Under the worn stones at your feet are the remains of 10,000 people in 2,500 tombs stretching as far back as the church's consecration in 1306. Rembrandt van Rijn of the marvelous paintings you'll see at the Rijksmuseum was married here, and his young wife, Saskia van Uylenburgh, is buried about midway down the left aisle in the Weitkoperskapel. The Master himself had to sell her tomb to pay off some debt so he lies in an unmarked grave in the Westerkerk.
Good to know:
Ouke Kerk is an active member of the Protestant Church of the Netherlands: a group formed in 2004 from the Reformed Churches in the Netherlands, Netherlands Reformed Church, and Evangelical Lutheran Church. See website for services - the second link below translates the Dutch site into English.
Visitors are welcome Mon.- Sat. from 11:00 - 5:00, Sundays 1:00 - 5:00.
Entrance fees are € 5.00 adult, € 4.00 student and over age 65, under 13 free. Admittance is free with an I Amsterdam Pass.
NOTE: the church makes ends meet by hiring out for special events so entry fees could be higher if they are hosting an art show.
The Oude Kerk is located in the historic heart of Amsterdam, in the middle of the famous red light district. The origins of the Oude Kerk in Amsterdam back to the thirteenth century, when its place was a wooden church. Its current structure dates from the fourteenth century, a Gothic building with tall windows. This church is the oldest in the city, although its present appearance has changed over the years, with subsequent renewals and extensions.

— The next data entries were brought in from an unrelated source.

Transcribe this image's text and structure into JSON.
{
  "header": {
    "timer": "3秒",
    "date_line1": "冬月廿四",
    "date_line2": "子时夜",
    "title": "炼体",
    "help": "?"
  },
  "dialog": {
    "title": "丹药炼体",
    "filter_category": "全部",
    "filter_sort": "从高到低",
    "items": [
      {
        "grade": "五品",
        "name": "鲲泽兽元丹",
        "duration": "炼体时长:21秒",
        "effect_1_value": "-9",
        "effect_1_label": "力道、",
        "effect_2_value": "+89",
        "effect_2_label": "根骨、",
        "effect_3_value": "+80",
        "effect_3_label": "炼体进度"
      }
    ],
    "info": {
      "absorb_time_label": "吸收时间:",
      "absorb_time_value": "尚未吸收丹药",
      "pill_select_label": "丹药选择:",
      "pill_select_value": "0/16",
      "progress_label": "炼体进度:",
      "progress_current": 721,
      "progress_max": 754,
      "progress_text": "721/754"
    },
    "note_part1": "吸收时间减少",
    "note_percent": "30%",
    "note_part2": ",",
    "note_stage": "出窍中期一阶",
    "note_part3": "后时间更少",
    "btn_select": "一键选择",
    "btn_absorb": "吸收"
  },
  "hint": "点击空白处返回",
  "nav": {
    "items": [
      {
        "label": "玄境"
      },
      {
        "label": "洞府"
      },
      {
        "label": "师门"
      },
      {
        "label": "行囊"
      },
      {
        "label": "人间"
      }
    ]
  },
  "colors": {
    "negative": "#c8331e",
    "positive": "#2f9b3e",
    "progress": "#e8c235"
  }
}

La Oude Kerk se encuentra en el centro histórico de Ámsterdam, en medio del famoso barrio rojo. Los orígenes de la Oude Kerk de Ámsterdam se remontan al siglo XIII, cuando en su lugar había una iglesia de madera. Su estructura actual data del siglo XIV, un edificio de estilo gótico con altos ventanales. Esta iglesia es la más antigua de la ciudad, aunque su aspecto actual ha ido cambiando a lo largo de los años, con sucesivas renovaciones y ampliaciones.
Ambassade Hotel Amsterdam
4 Reviews and 352 Opinions My son and grandmother shared a room at the Ambassade, where we were greeted by a very friendly and...
Banks Mansion Hotel Amsterdam
5 Reviews and 817 Opinions “But New Amsterdam remained comparatively intact. The tongues of nearly every European nation were...
Seven Bridges Hotel Amsterdam
4 Reviews and 526 Opinions We almost stayed here. Looked like a charming hotel, although we didn’t see the rooms. It’s in a...
see all Amsterdam member meetings